During its earning call, DHT went over the earning release with no additional statements. It then took questions from the callers. My most significant takeaway is that OSG is current on all charter payments and DHT has not discussed any new terms with OSG with regards to its future contracts. While the dividend cut was larger than expected, it was done in order to preserve capital and allow for future growth. I do not see any larger dividends in the future until the market conditions change.
No target dates have been set for expansion, but DHT wants to keep its options open and look towards a more modern vessel to acquire. DHT admits it does not have much clarity on future cash flows and nothing will happen with the current capital until the OSG issues are resolved. DHT feels it has enough cushion in its cash on hand if the contract on New Capital and London vessels with OSG ends due to Chapter 11 filings.
DHT went from 25 years for depreciation of its vessels to 20 years as an accounting measure and economical life expectancy of its vessels in the current market as stated in the earning release. If the markets recover and the vessels remain significant to the fleet, DHT may return to the 25-year depreciation accounting measures. The tanker market has not seen much scrapping of vessels, which translates to an excess amount of tankers on the current market. DHT does not expect an early rebound this year and expects a continued tough market and cyclical summer drops to impact conditions as well as economic issues in China.
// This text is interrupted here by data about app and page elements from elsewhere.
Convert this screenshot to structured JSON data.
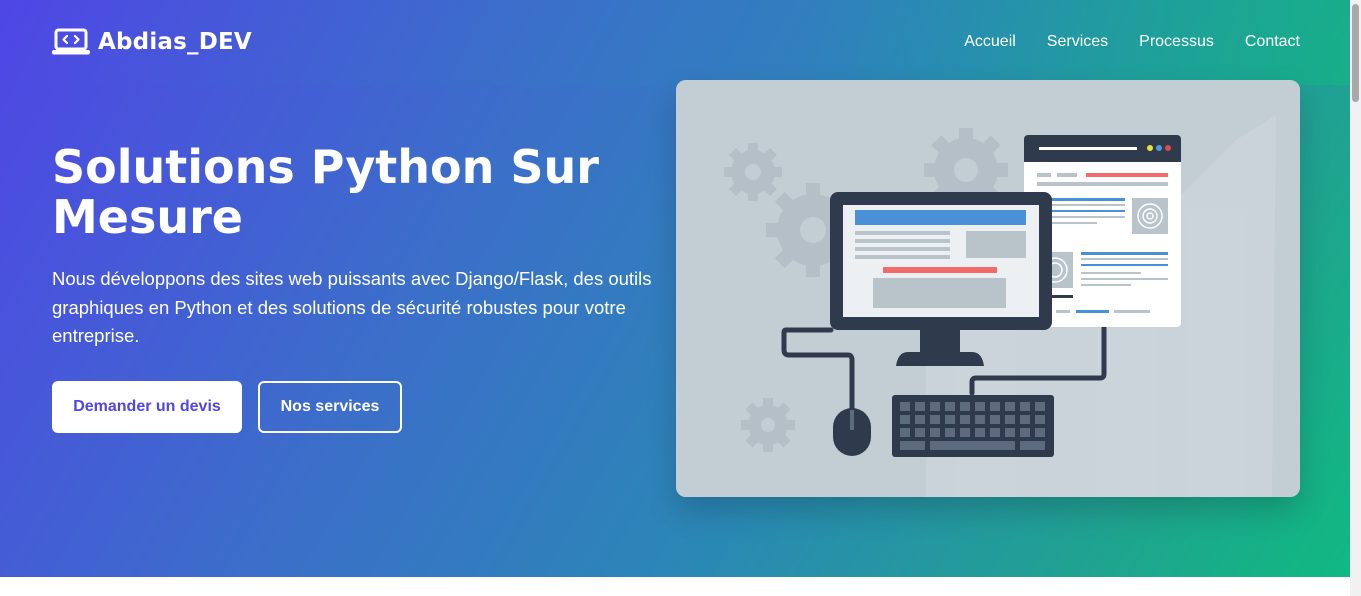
{
  "brand": {
    "name": "Abdias_DEV",
    "icon": "laptop-code-icon"
  },
  "nav": {
    "items": [
      {
        "label": "Accueil"
      },
      {
        "label": "Services"
      },
      {
        "label": "Processus"
      },
      {
        "label": "Contact"
      }
    ]
  },
  "hero": {
    "title": "Solutions Python Sur Mesure",
    "description": "Nous développons des sites web puissants avec Django/Flask, des outils graphiques en Python et des solutions de sécurité robustes pour votre entreprise.",
    "primary_button": "Demander un devis",
    "secondary_button": "Nos services"
  },
  "illustration": {
    "icon": "web-development-illustration"
  },
  "colors": {
    "gradient_start": "#4f46e5",
    "gradient_end": "#10b981",
    "primary_text": "#4f46e5",
    "white": "#ffffff"
  }
}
There were not a lot of calls during the earning conference and DHT did not go into specifics; it has not been in negotiations with OSG and stated it has not discussed any current contracts for revision with OSG. I believe DHT is waiting to see what is going to happen before it can react both in terms of fiscal measures and in terms of arrangements with its vessels.
An audio replay of the conference call will be available through October 31, 2012 (to access the replay, dial 1 347 366 9565 within the United States or +44 203 427 0598 for international callers and enter 8144064# as the passcode). You may also access the call from the DHT Holdings website here.
Currently, I am still holding onto my shares of DHT, but I would not recommend purchasing shares at this time. If you are holding for the dividend yield then you must figure DHT will keep its payout ratio low until conditions change. Currently, if you had a quarterly dividend of $0.02 then the yield for the year would be (div $0.02 x 4 quarters /price) or 1.6%. A big difference for the risk involved compared with the dividend prior to this quarter. The OSG issue needs to be resolved and the market conditions must change for the tanker industry. Investors need to do their own homework and determine if it is best to continue to hold, sell or even take the risk and buy.
Disclosure: I am long DHT. I wrote this article myself, and it expresses my own opinions. I am not receiving compensation for it (other than from Seeking Alpha). I have no business relationship with any company whose stock is mentioned in this article.